Mayors from across Ohio said they are already implementing plans to address racial bias and increase police relations in their cities.
The Ohio Mayors Alliance said a Police Reform Support Network will be formed to take recommendations on changes to police and community efforts, and “focus on turning these ideas into action by supporting policy changes at the local level.”
“A lot of times systems are in place for us to not make change,” said Dayton Mayor Nan Whaley, during a press call on the announcement. “We all know and recognize that we have work to do inside our police departments and inside our cities.”
The support network plans to “assess police reforms” throughout Ohio and the country, share best practices and policy standards and implement them.
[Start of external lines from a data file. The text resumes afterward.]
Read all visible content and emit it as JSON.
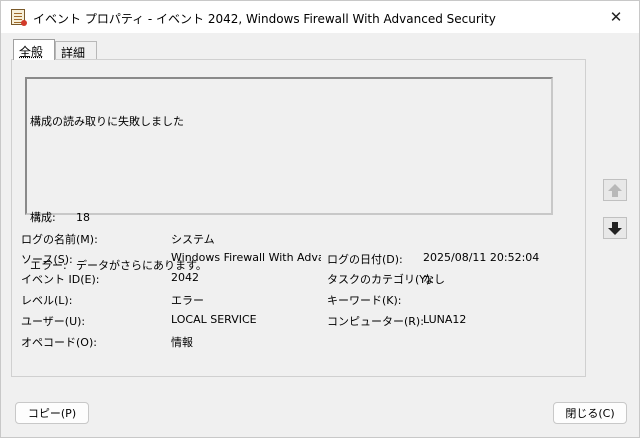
{
  "window": {
    "title": "イベント プロパティ - イベント 2042, Windows Firewall With Advanced Security",
    "close_glyph": "✕",
    "icon": "event-log-icon"
  },
  "tabs": [
    {
      "label": "全般",
      "active": true
    },
    {
      "label": "詳細",
      "active": false
    }
  ],
  "description": {
    "line1": "構成の読み取りに失敗しました",
    "config_label": "構成:",
    "config_value": "18",
    "error_label": "エラー:",
    "error_value": "データがさらにあります。"
  },
  "fields": {
    "log_name_label": "ログの名前(M):",
    "log_name_value": "システム",
    "source_label": "ソース(S):",
    "source_value": "Windows Firewall With Advanced Security",
    "logged_label": "ログの日付(D):",
    "logged_value": "2025/08/11 20:52:04",
    "event_id_label": "イベント ID(E):",
    "event_id_value": "2042",
    "task_category_label": "タスクのカテゴリ(Y):",
    "task_category_value": "なし",
    "level_label": "レベル(L):",
    "level_value": "エラー",
    "keywords_label": "キーワード(K):",
    "keywords_value": "",
    "user_label": "ユーザー(U):",
    "user_value": "LOCAL SERVICE",
    "computer_label": "コンピューター(R):",
    "computer_value": "LUNA12",
    "opcode_label": "オペコード(O):",
    "opcode_value": "情報"
  },
  "nav": {
    "up_icon": "arrow-up-icon",
    "down_icon": "arrow-down-icon"
  },
  "buttons": {
    "copy_label": "コピー(P)",
    "close_label": "閉じる(C)"
  }
}
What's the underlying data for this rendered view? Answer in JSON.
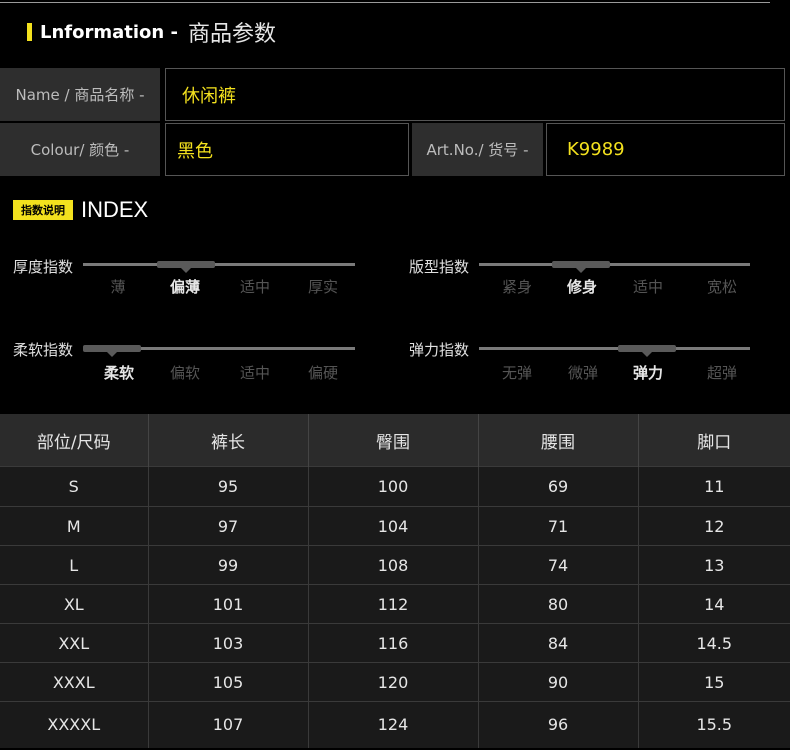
{
  "header": {
    "en": "Lnformation -",
    "cn": "商品参数"
  },
  "fields": {
    "name_label": "Name / 商品名称 -",
    "name_value": "休闲裤",
    "colour_label": "Colour/ 颜色 -",
    "colour_value": "黑色",
    "artno_label": "Art.No./ 货号 -",
    "artno_value": "K9989"
  },
  "index": {
    "tag": "指数说明",
    "title": "INDEX",
    "sliders": [
      {
        "name": "厚度指数",
        "options": [
          "薄",
          "偏薄",
          "适中",
          "厚实"
        ],
        "selected": 1
      },
      {
        "name": "版型指数",
        "options": [
          "紧身",
          "修身",
          "适中",
          "宽松"
        ],
        "selected": 1
      },
      {
        "name": "柔软指数",
        "options": [
          "柔软",
          "偏软",
          "适中",
          "偏硬"
        ],
        "selected": 0
      },
      {
        "name": "弹力指数",
        "options": [
          "无弹",
          "微弹",
          "弹力",
          "超弹"
        ],
        "selected": 2
      }
    ]
  },
  "size_table": {
    "headers": [
      "部位/尺码",
      "裤长",
      "臀围",
      "腰围",
      "脚口"
    ],
    "rows": [
      [
        "S",
        "95",
        "100",
        "69",
        "11"
      ],
      [
        "M",
        "97",
        "104",
        "71",
        "12"
      ],
      [
        "L",
        "99",
        "108",
        "74",
        "13"
      ],
      [
        "XL",
        "101",
        "112",
        "80",
        "14"
      ],
      [
        "XXL",
        "103",
        "116",
        "84",
        "14.5"
      ],
      [
        "XXXL",
        "105",
        "120",
        "90",
        "15"
      ],
      [
        "XXXXL",
        "107",
        "124",
        "96",
        "15.5"
      ]
    ]
  },
  "colors": {
    "accent": "#f3e11e",
    "background": "#000000",
    "label_bg": "#2e2e2e"
  }
}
Focuses will include use of force, body cameras, oversight and accountability, training and recruitment, and “rethinking public safety more broadly,” according to the alliance.
Columbus Mayor Andrew Ginther was a part of the press call as well, and said he has directed the chief of the Columbus Division of Police to review use of chemical sprays, and “immediately stop the use of pepper spray and tear gas” by police as part of reforms he hopes to put in place.
Whaley said Dayton is “looking into” removing tear gas and rubber bullets from police use, but said she wants to see the community engaged in the conversation as decisions are made.
“I would say everything’s on the table around use of force in Dayton,” Whaley said.
Toledo Mayor Wade Kapszukiewicz said local governments can no longer count on “meaningful partnerships” with politicians in Washington, D.C., and even some within the Ohio Statehouse.
“Frankly speaking, we know we’re going to have to do this work ourselves,” Kapszukiewicz said.
Toledo’s mayor said he supported reforms Ohio Gov. Mike DeWine announced on Wednesday, but said progress will be difficult when “he is dealing with a state legislature that is not representative, in my opinion, of Ohio.”
The mayors agreed that the state should require ongoing training for police officers, even after their basic training is complete at the Ohio Peace Officer Training Academy (OPOTA).
Systemic cuts to social services have not only created a more complex job description for police, but also created the need for difficult conversations about how to bring about social change with less revenue to support it, according to the alliance members.
“There’s a level of uncertainty out there that people just aren’t comfortable with, so how do we change that,” said Akron Mayor Dan Horrigan. “I think some of these organizations, we’re going to have to have some hard conversations with them, how do they address the needs? We’ve identified them, now let’s go fund them.”